■ **ABOUT THIS TASK**
What lines of the data below hold the string "content"? Copy each one out.

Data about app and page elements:
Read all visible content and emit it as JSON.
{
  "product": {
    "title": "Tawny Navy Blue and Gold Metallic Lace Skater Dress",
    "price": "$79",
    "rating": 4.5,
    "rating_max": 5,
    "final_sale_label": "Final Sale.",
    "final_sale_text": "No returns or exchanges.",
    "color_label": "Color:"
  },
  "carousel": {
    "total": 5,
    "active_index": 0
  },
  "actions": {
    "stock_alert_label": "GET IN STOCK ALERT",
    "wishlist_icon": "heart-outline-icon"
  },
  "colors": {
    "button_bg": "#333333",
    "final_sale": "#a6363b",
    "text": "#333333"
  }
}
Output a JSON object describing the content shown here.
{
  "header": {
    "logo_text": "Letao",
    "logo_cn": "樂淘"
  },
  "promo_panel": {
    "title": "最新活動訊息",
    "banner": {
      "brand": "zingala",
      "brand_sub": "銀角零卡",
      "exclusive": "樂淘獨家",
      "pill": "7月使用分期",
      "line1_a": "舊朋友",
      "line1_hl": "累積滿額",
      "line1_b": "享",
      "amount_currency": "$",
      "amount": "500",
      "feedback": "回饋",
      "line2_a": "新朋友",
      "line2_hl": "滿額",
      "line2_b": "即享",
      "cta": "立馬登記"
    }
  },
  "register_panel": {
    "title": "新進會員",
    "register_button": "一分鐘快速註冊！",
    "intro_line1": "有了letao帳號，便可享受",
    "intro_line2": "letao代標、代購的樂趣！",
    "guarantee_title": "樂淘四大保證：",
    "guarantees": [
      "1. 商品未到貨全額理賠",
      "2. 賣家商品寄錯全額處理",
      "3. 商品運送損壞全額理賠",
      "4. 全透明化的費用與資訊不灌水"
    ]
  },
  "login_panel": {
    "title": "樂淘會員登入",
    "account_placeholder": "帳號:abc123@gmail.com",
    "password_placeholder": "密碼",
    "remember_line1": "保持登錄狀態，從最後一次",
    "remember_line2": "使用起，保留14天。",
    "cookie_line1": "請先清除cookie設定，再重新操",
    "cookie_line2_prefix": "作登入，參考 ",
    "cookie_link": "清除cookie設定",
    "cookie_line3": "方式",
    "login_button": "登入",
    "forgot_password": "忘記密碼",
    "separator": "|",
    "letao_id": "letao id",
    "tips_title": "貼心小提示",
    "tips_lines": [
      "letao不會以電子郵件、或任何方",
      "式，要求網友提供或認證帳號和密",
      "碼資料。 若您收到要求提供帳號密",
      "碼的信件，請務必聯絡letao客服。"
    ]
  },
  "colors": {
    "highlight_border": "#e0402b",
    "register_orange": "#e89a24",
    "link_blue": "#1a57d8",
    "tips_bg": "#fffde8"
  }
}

■ **YOUR RESPONSE**
Read all visible content and emit it as JSON.
Output a JSON object describing the content shown here.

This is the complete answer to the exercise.